Samsung First to Design Commercial Semiconductor with AI

Samsung is using Synopsys’ DSO.ai tool to design some of its next-gen Exynos mobile processors for 5G and AI, which will be used in smartphones including its own and other devices. Synopsys chair and co-chief executive Aart de Geus said this is the first example of a “real commercial processor design with AI.” Google, IBM and Nvidia are among the other companies that have discussed designing chips with AI. Synopsys, which works with dozens of companies, also has years of expertise in creating advanced designs to train an AI algorithm.

Wired reports that, “across the industry, AI appears to be changing the way chips are made,” pointing to a Google research paper published in June that “described using AI to arrange the components on the Tensor chips that it uses to train and run AI programs in its data centers.” It adds that Google’s Pixel 6 “will feature a custom chip manufactured by Samsung.”

IBM and Nvidia are “also dabbling in AI-driven chip design.” Synopsys rival Cadence and other chip design software companies are also “developing AI tools to aid with mapping out the blueprints for a new chip.”

At the Linley Group, senior analyst Mike Demler said that AI “is well suited to arranging billions of transistors across a chip,” adding that such tools “will just become a standard part of the computational tool kit.” Currently, AI is expensive because it requires cloud computing but “he expects it to become more accessible as the cost of computing drops and models become more efficient.”

He added that “many tasks involved in chip design cannot be automated, so expert designers are still needed.” Synopsys senior director of AI solutions Stelios Diamantidis revealed that, “DSO.ai software can be configured to prioritize different goals, such as performance or energy efficiency.”

Wired reports that, “the AI approach used by Synopsys, as well as by Google, Nvidia, and IBM, uses a machine-learning technique called reinforcement learning … [which] involves training an algorithm to perform a task through reward or punishment, and it has proven an effective way of capturing subtle and hard-to-codify human judgment.”

This can speed up the design process; Google’s DeepMind used this to develop its AlphaGo program in 2016.

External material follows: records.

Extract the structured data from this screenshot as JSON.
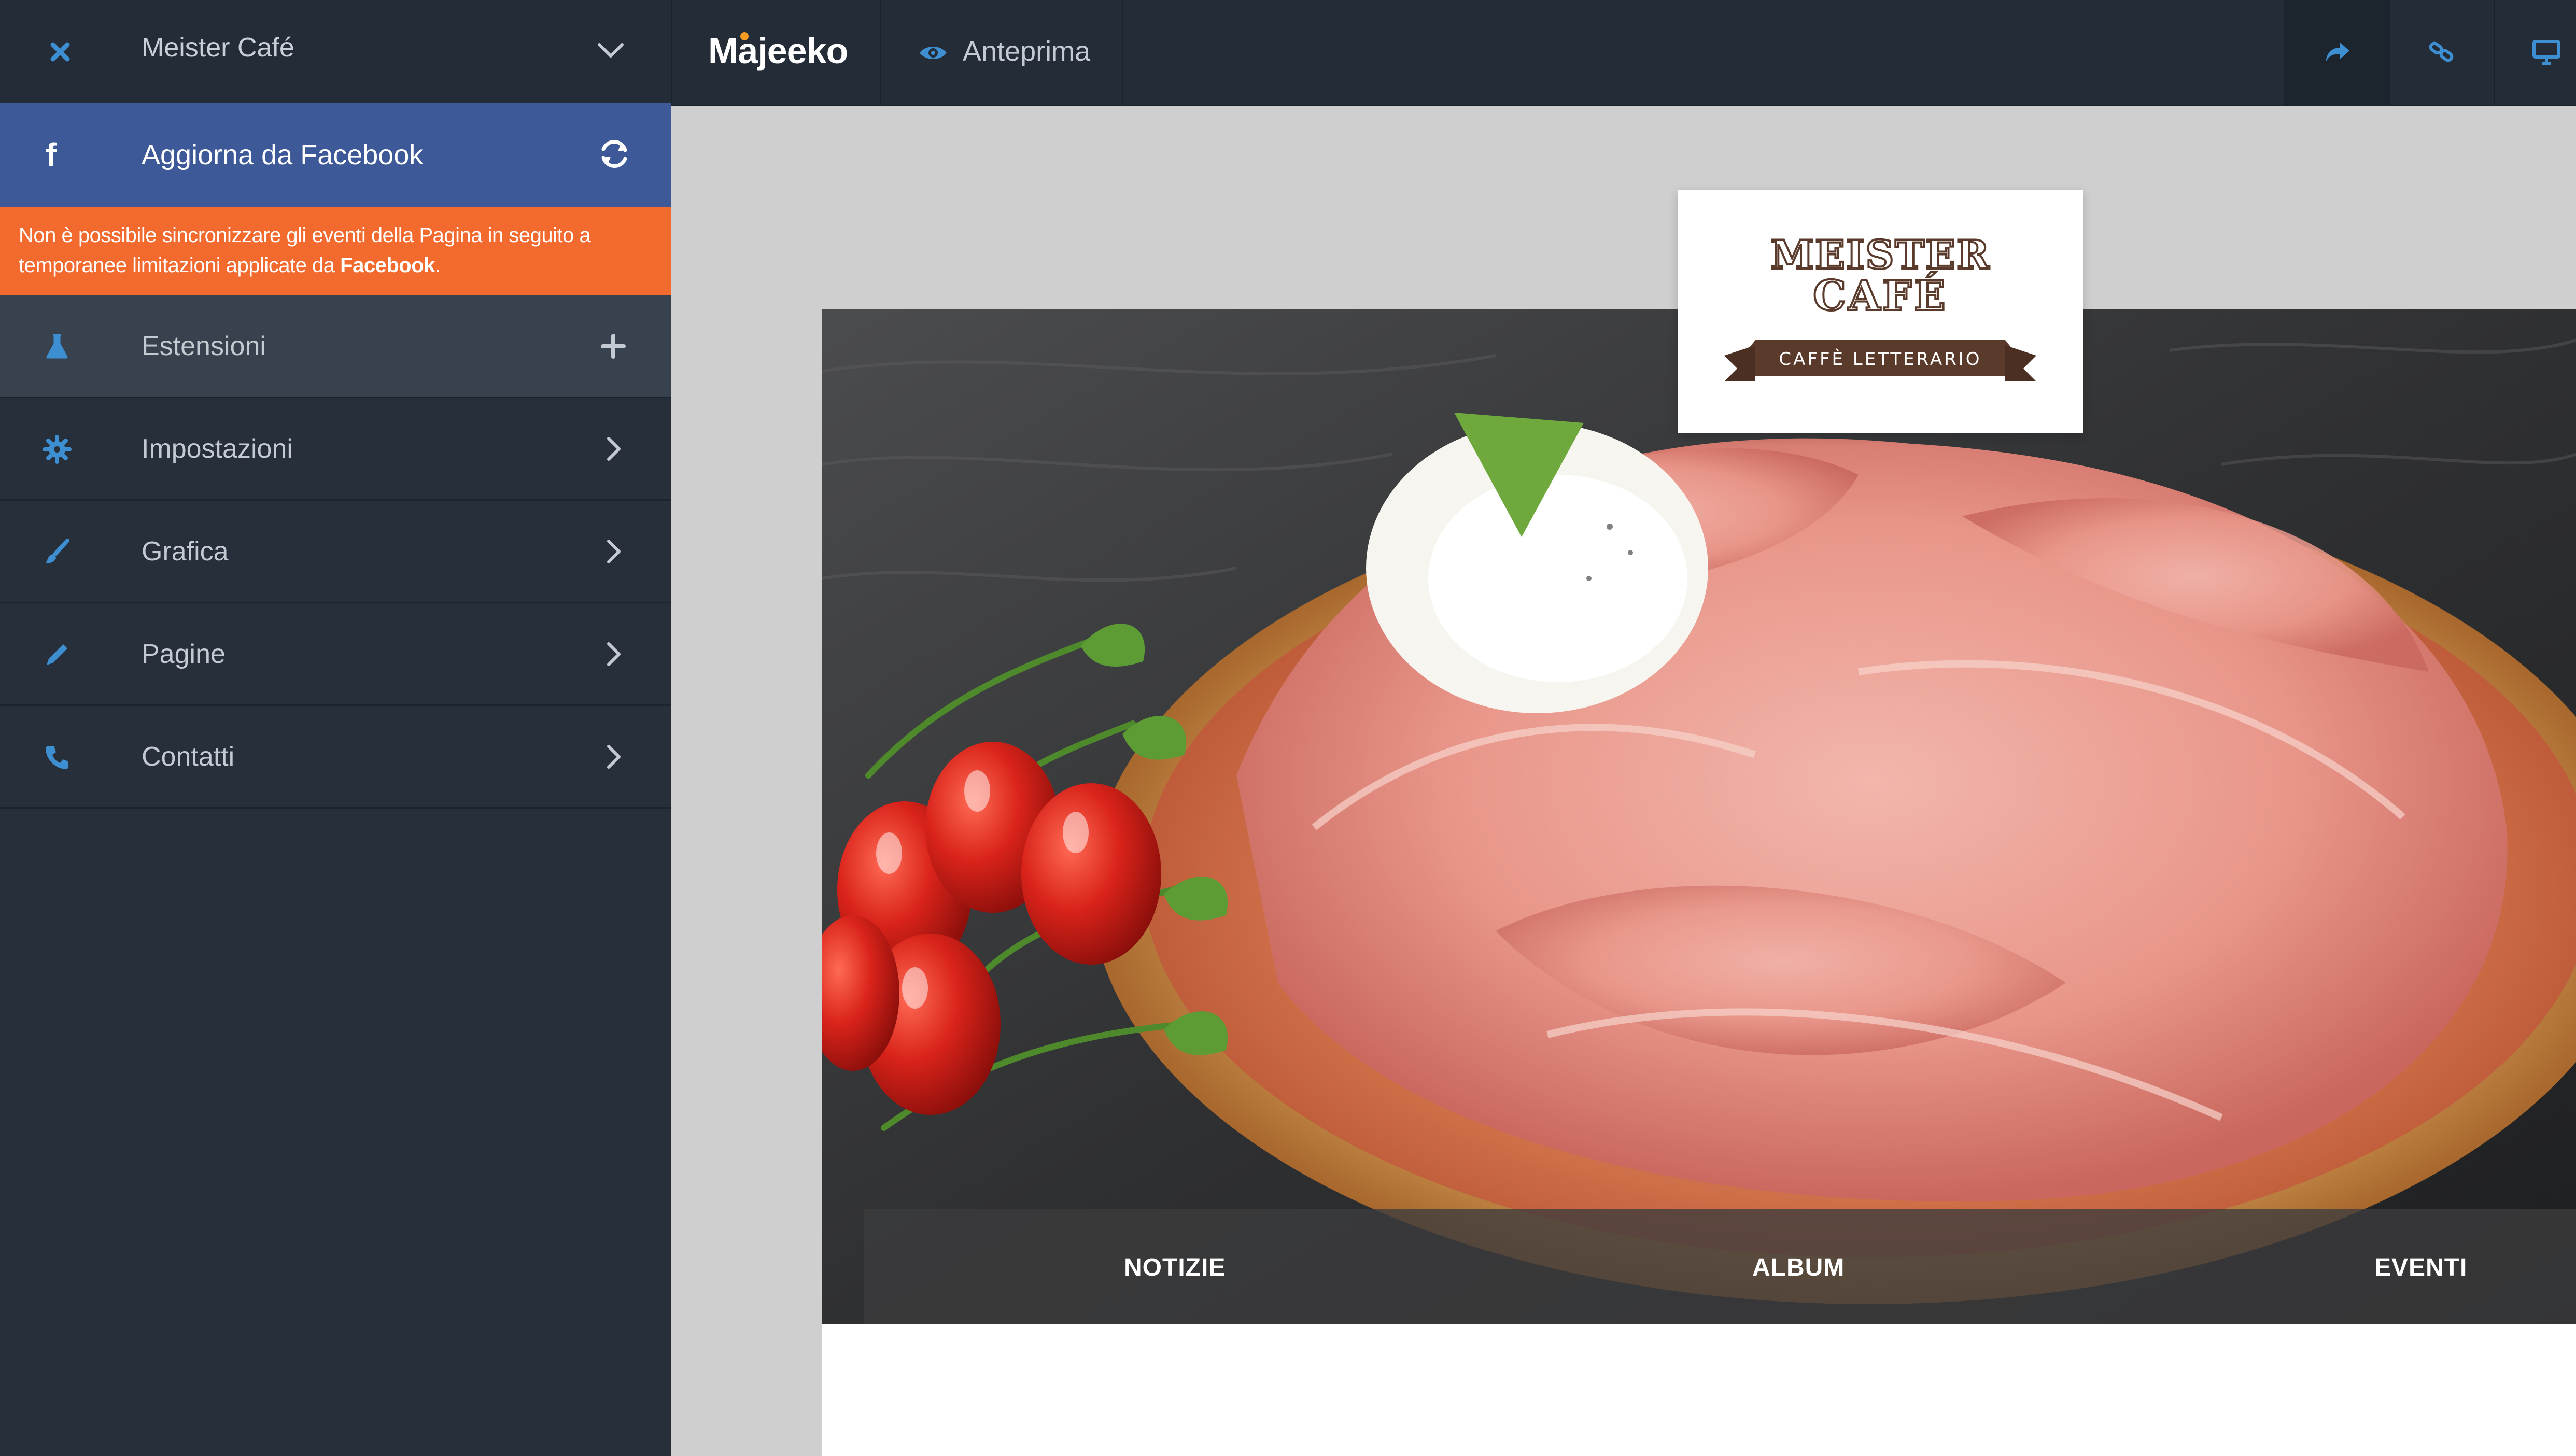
{
  "sidebar": {
    "site_name": "Meister Café",
    "facebook_sync_label": "Aggiorna da Facebook",
    "warning_text_prefix": "Non è possibile sincronizzare gli eventi della Pagina in seguito a temporanee limitazioni applicate da ",
    "warning_text_brand": "Facebook",
    "warning_text_suffix": ".",
    "items": [
      {
        "label": "Estensioni",
        "icon": "flask-icon",
        "action": "plus-icon"
      },
      {
        "label": "Impostazioni",
        "icon": "gear-icon",
        "action": "chevron-right-icon"
      },
      {
        "label": "Grafica",
        "icon": "brush-icon",
        "action": "chevron-right-icon"
      },
      {
        "label": "Pagine",
        "icon": "pencil-icon",
        "action": "chevron-right-icon"
      },
      {
        "label": "Contatti",
        "icon": "phone-icon",
        "action": "chevron-right-icon"
      }
    ]
  },
  "topbar": {
    "brand": "Majeeko",
    "preview_label": "Anteprima",
    "icons": [
      "share-icon",
      "link-icon",
      "desktop-icon"
    ]
  },
  "site_preview": {
    "logo": {
      "line1": "MEISTER",
      "line2": "CAFÉ",
      "ribbon": "CAFFÈ LETTERARIO"
    },
    "nav": [
      "NOTIZIE",
      "ALBUM",
      "EVENTI"
    ]
  },
  "colors": {
    "sidebar_bg": "#262f3a",
    "facebook_blue": "#3d5998",
    "warning_orange": "#f26a2e",
    "brand_accent": "#f59a23",
    "logo_brown": "#5a3a2a"
  }
}
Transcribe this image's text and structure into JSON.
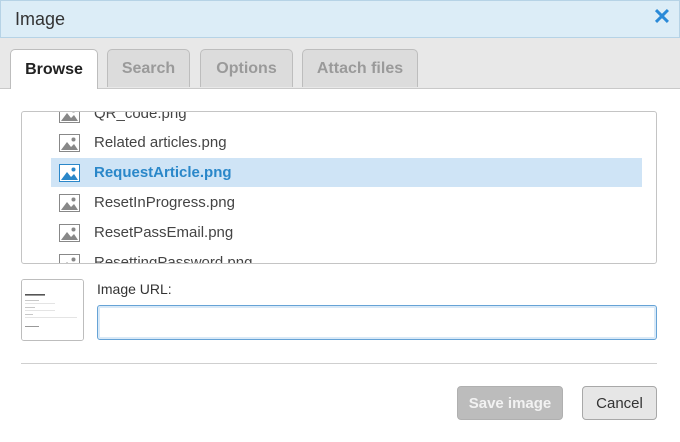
{
  "dialog": {
    "title": "Image",
    "close_icon": "close-icon"
  },
  "tabs": [
    {
      "label": "Browse",
      "active": true
    },
    {
      "label": "Search",
      "active": false
    },
    {
      "label": "Options",
      "active": false
    },
    {
      "label": "Attach files",
      "active": false
    }
  ],
  "files": [
    {
      "name": "QR_code.png",
      "icon": "image-file-icon",
      "selected": false
    },
    {
      "name": "Related articles.png",
      "icon": "image-file-icon",
      "selected": false
    },
    {
      "name": "RequestArticle.png",
      "icon": "image-file-icon",
      "selected": true
    },
    {
      "name": "ResetInProgress.png",
      "icon": "image-file-icon",
      "selected": false
    },
    {
      "name": "ResetPassEmail.png",
      "icon": "image-file-icon",
      "selected": false
    },
    {
      "name": "ResettingPassword.png",
      "icon": "image-file-icon",
      "selected": false
    }
  ],
  "preview": {
    "thumbnail_title": "Request Article"
  },
  "url_field": {
    "label": "Image URL:",
    "value": "",
    "placeholder": ""
  },
  "buttons": {
    "save_label": "Save image",
    "cancel_label": "Cancel"
  },
  "colors": {
    "accent": "#2a87c9",
    "selected_row": "#cfe4f6",
    "titlebar": "#dcedf7"
  }
}
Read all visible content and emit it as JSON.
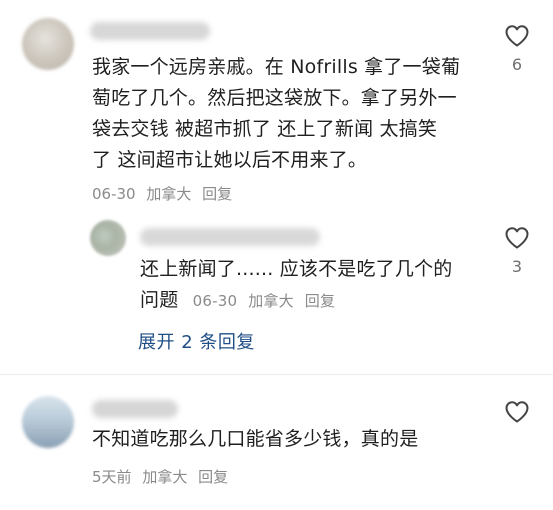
{
  "comments": [
    {
      "text_lines": [
        "我家一个远房亲戚。在 Nofrills 拿了一袋葡",
        "萄吃了几个。然后把这袋放下。拿了另外一",
        "袋去交钱  被超市抓了  还上了新闻  太搞笑",
        "了  这间超市让她以后不用来了。"
      ],
      "date": "06-30",
      "location": "加拿大",
      "reply_label": "回复",
      "likes": "6"
    },
    {
      "text_line1": "还上新闻了...... 应该不是吃了几个的",
      "text_line2": "问题",
      "date": "06-30",
      "location": "加拿大",
      "reply_label": "回复",
      "likes": "3"
    },
    {
      "text": "不知道吃那么几口能省多少钱，真的是",
      "date": "5天前",
      "location": "加拿大",
      "reply_label": "回复",
      "likes": ""
    }
  ],
  "expand_replies": "展开 2 条回复",
  "colors": {
    "link": "#1f4f86",
    "meta": "#8a8a8a",
    "text": "#1f1f1f"
  }
}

According to de Geus, his company realized about a year and a half ago that they could “get the same results as a team of experts would get in multiple months in just a few weeks” using this technique. He will present his company’s findings during semiconductor conference Hot Chips on August 23.